__What to do__. Your answer should reproduce every line of the material in which the word "JSON" occurs.

__Provided data__.
_ _ _ _ _ _ _
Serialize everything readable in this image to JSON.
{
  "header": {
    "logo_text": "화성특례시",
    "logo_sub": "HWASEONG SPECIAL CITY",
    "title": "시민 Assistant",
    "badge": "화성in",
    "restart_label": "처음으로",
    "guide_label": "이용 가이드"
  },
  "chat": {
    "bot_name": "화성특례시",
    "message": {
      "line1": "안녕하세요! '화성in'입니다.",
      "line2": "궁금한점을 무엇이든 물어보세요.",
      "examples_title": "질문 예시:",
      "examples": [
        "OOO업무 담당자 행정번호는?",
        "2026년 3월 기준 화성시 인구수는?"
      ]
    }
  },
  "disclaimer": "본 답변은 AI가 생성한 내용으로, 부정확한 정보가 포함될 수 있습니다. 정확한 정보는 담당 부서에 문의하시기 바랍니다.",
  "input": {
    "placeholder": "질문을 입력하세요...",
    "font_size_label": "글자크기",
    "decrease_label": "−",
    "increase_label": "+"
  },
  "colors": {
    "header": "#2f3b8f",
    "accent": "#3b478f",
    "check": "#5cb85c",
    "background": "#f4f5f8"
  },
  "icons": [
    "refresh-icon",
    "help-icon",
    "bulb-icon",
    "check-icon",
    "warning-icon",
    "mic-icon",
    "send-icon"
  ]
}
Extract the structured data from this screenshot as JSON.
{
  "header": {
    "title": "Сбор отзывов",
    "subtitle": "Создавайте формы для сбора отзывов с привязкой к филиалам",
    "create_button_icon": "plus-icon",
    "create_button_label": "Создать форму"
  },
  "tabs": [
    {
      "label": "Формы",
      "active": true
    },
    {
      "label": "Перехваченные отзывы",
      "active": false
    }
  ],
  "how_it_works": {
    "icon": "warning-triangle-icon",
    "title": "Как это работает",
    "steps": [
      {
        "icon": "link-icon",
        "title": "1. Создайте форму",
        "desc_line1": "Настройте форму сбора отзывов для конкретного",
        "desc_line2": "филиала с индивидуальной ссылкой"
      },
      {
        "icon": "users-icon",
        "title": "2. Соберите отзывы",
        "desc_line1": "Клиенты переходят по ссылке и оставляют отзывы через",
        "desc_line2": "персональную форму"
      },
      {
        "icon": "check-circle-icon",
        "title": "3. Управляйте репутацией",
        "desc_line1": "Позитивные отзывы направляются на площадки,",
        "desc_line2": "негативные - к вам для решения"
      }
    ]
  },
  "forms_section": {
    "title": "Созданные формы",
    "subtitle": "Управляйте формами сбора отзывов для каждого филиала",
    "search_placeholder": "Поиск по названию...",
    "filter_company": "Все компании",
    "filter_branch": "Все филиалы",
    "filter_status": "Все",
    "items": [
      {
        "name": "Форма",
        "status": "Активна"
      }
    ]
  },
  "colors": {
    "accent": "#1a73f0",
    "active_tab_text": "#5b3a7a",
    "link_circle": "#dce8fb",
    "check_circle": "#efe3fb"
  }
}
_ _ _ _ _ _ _
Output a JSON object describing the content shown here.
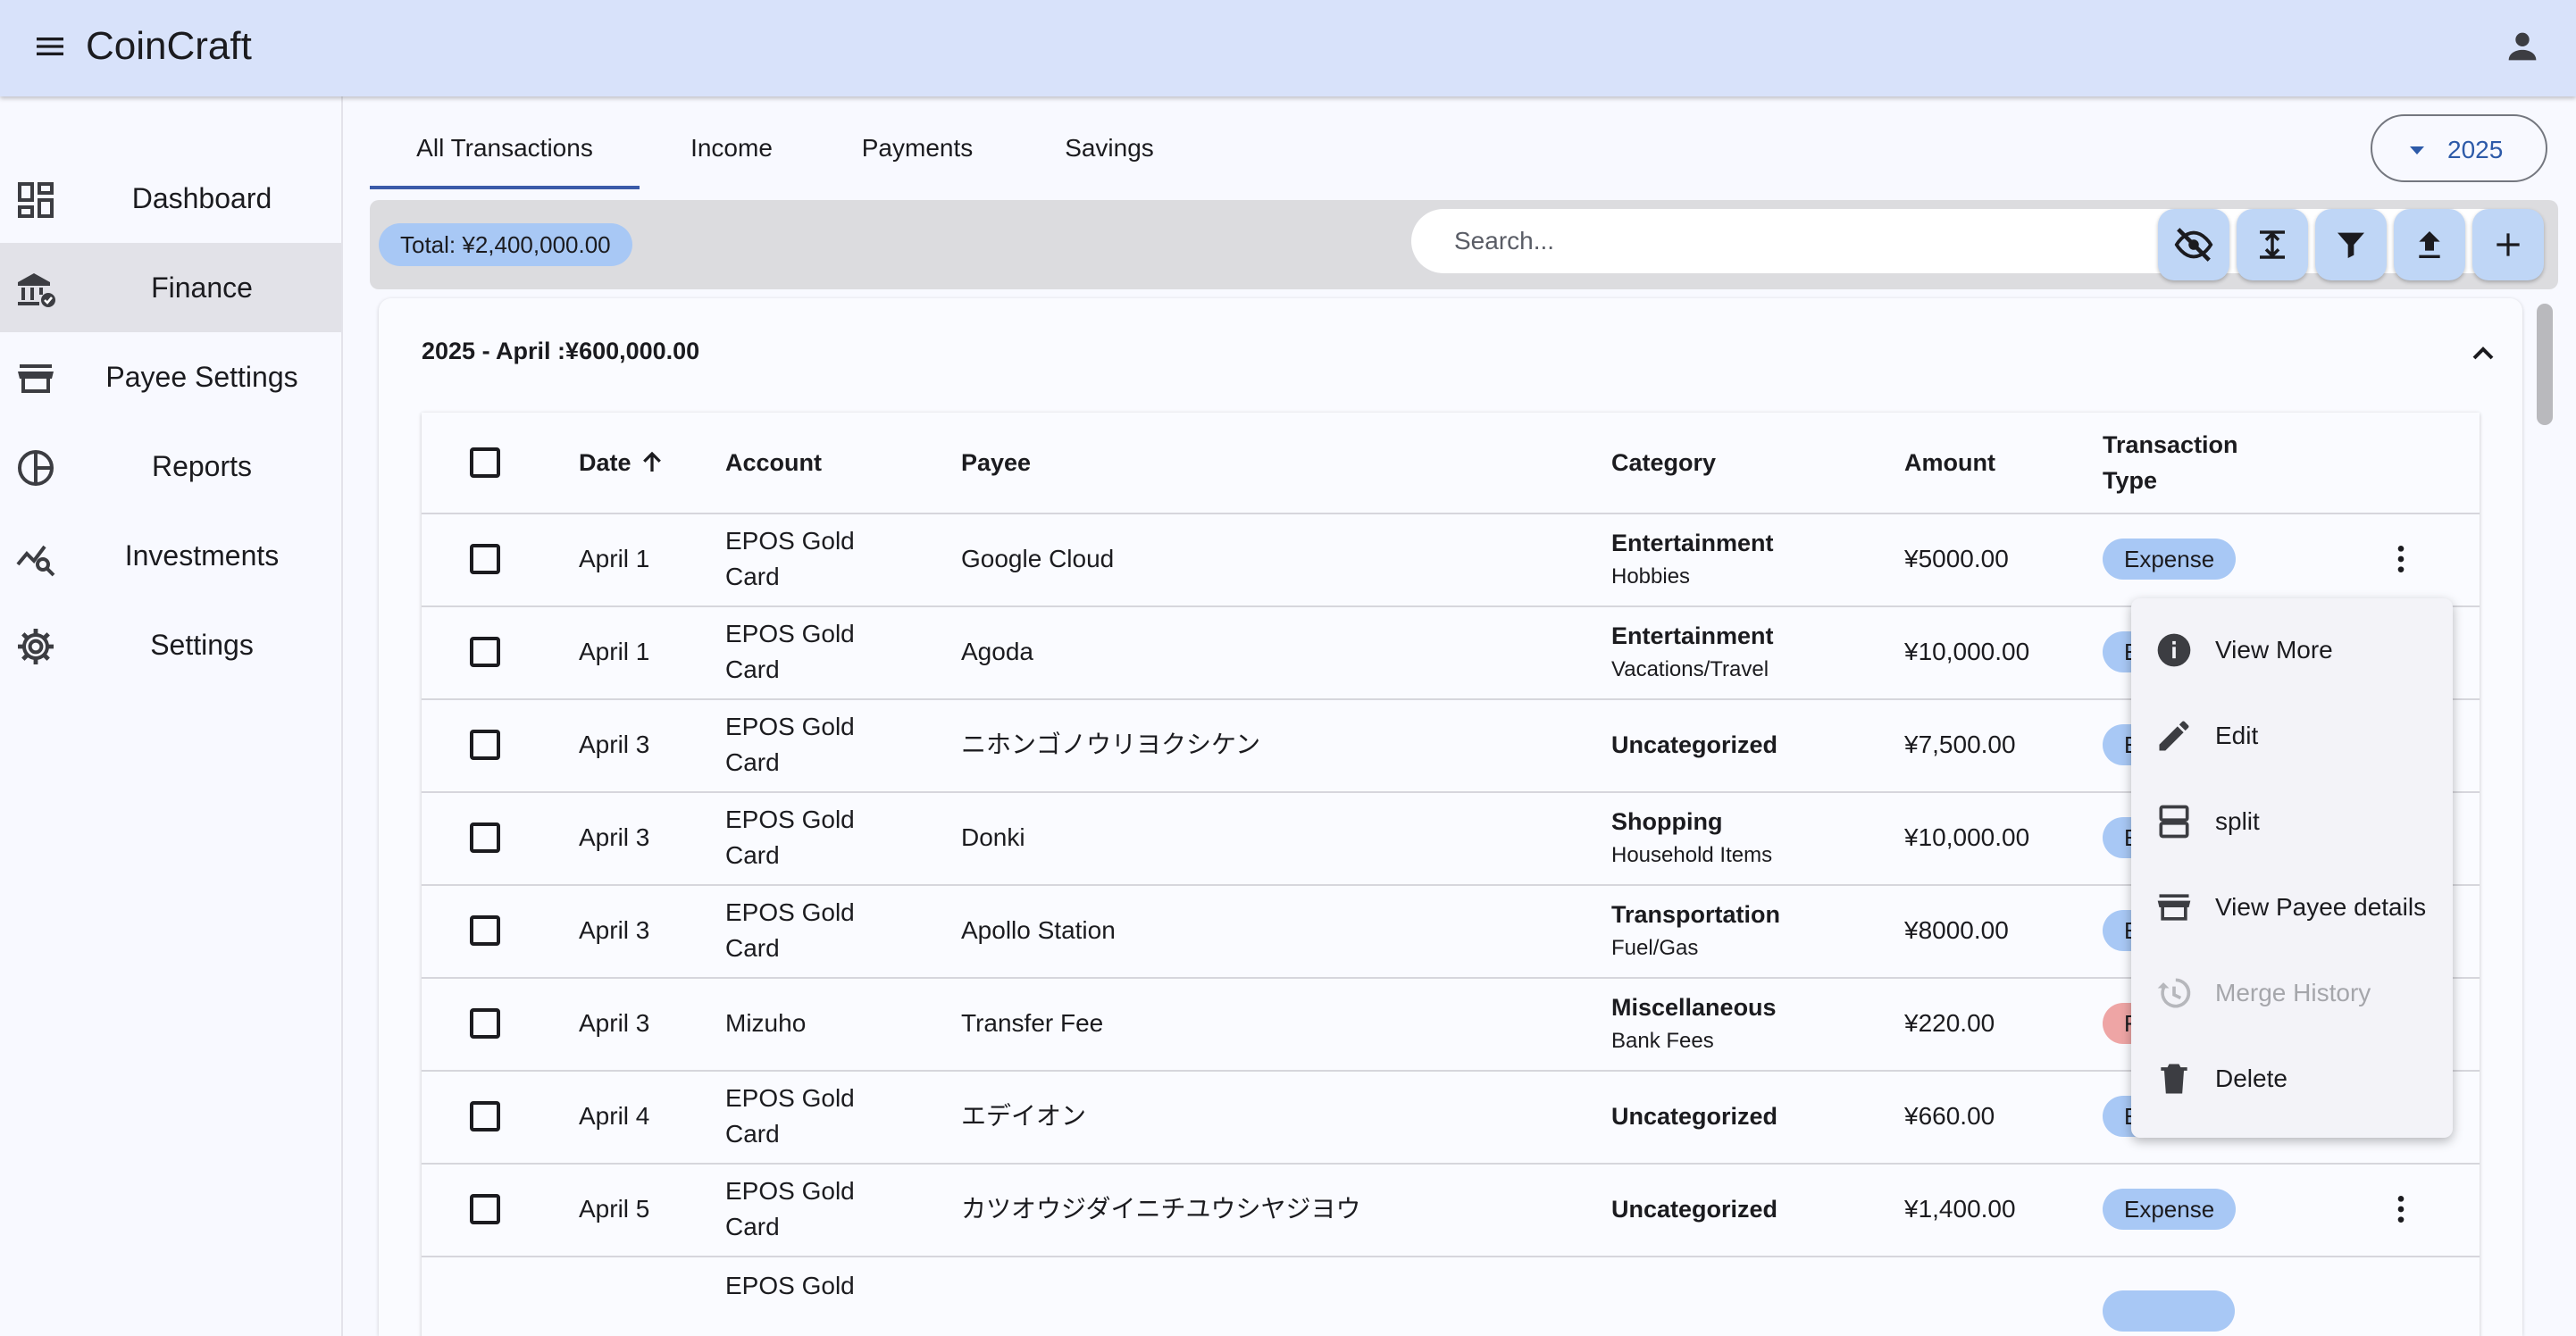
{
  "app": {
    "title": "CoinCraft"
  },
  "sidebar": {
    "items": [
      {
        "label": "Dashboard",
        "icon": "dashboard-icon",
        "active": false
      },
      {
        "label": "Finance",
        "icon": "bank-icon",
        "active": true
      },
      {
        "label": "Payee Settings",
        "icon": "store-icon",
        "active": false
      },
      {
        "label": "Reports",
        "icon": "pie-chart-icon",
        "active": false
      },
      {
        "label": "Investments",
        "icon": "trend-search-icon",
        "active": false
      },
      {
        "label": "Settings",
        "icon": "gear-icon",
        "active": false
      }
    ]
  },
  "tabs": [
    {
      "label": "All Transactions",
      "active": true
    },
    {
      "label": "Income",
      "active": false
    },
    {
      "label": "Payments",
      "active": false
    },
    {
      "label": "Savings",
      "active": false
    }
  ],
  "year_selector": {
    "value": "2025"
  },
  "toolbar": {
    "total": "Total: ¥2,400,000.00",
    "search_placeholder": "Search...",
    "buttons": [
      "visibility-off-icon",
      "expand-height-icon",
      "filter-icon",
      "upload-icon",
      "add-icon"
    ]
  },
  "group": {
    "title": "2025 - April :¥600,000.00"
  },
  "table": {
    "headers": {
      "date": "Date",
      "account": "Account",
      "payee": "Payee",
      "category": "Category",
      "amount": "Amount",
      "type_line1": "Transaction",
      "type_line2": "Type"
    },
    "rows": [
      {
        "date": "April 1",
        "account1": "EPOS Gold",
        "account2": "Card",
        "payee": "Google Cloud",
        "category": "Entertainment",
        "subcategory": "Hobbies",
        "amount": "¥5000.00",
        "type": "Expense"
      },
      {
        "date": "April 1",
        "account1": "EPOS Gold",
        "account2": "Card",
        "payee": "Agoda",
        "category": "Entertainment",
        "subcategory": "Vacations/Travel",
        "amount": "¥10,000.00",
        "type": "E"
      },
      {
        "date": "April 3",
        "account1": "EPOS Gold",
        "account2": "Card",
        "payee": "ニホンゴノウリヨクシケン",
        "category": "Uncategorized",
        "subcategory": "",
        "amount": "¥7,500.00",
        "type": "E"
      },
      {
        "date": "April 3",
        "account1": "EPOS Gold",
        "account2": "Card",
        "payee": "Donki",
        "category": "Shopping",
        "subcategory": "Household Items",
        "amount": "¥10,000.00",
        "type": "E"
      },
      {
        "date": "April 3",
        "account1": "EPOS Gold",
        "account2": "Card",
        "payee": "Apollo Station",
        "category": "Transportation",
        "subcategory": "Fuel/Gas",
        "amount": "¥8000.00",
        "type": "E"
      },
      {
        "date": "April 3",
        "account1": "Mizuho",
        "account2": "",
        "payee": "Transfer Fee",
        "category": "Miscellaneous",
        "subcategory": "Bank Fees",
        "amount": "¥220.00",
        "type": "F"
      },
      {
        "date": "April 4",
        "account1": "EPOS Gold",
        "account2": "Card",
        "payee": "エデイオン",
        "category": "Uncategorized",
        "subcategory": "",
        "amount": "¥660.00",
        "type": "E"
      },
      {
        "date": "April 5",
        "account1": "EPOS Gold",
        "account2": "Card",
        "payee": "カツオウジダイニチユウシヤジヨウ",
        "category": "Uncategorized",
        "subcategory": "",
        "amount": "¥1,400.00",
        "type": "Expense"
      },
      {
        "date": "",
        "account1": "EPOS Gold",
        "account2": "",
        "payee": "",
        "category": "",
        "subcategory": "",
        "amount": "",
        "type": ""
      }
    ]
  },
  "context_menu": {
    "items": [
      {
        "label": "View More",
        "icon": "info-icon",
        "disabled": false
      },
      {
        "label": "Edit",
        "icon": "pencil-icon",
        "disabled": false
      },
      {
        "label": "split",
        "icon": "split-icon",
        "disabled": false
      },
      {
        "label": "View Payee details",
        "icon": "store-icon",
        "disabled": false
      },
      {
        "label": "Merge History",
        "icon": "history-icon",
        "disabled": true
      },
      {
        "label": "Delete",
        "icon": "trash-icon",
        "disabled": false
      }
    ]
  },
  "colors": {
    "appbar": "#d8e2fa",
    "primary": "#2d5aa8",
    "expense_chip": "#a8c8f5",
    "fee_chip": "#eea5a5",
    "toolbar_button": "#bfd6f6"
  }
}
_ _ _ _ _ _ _
__Response for this exercise__.
Serialize everything readable in this image to JSON.
Extract the structured data from this screenshot as JSON.
Output a JSON object describing the content shown here.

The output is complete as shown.